Introduction: Trastuzumab has significantly improved survival outcomes for women with HER2 over-expressing early breast cancer. Observed short term cardiac toxicity appears reversible in the majority of cases and confidence in the long term safety is growing. Despite this, reported follow-up from adjuvant trastuzumab clinical trials does not extend beyond six years. If trastuzumab causes myocardial cell death with loss of cardiac reserve in addition to reversible myocardial stress alone, this may lead to an increased long term risk of congestive heart failure (CHF). The future incidence of this possible late cardiac toxicity remains uncertain.
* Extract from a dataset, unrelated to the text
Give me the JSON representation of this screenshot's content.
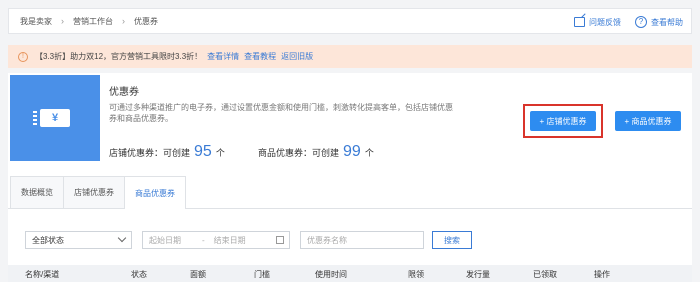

The aim of this study is to quantify the consequences of scenarios of late cardiac toxicity on the survival benefit and cost-effectiveness of adjuvant trastuzumab for women treated for HER2 over-expressing early breast cancer.

Methods: A cost-utility analysis was performed using a discrete-state time-dependent semi-Markov model to calculate expected costs and benefits over the lifetime of an average cohort of women with HER2 over-expressing early breast cancer when treated with or without one year of adjuvant trastuzumab. The perspective was the UK NHS. Scenarios across the full range of possibility were explored along with estimates based on expert opinion to determine the impact of possible long-term cardiac toxicity on life-expectancy, quality of life and treatment costs. Probabilistic sensitivity analysis was used to characterise uncertainly around expected outcomes.

Results: With a willingness-to-pay threshold of £30,000 (GBP) per quality adjusted life-year, trastuzumab is cost-effective if the lifetime increased risk of CHF is no more than three times the average level expected in an anthracycline treated population of women diagnosed with HER2 overexpressing early breast cancer (figure 1). Life-expectancy gains from using adjuvant trastuzumab persist even if there is a high consequent lifetime risk of congestive cardiac failure (figure 2). Conclusion: The use of adjuvant trastuzumab remains the optimal clinical and economic treatment strategy even if its use leads to moderately increased levels of cardiac disease in later life. This study supports current confidence in its cost-effectiveness and safety. Long-term follow-up after current and future adjuvant breast cancer trials is essential in to reduce the uncertainty around these estimates.

Citation Information: Cancer Res 2010;70(24 Suppl):Abstract nr P5-12-02.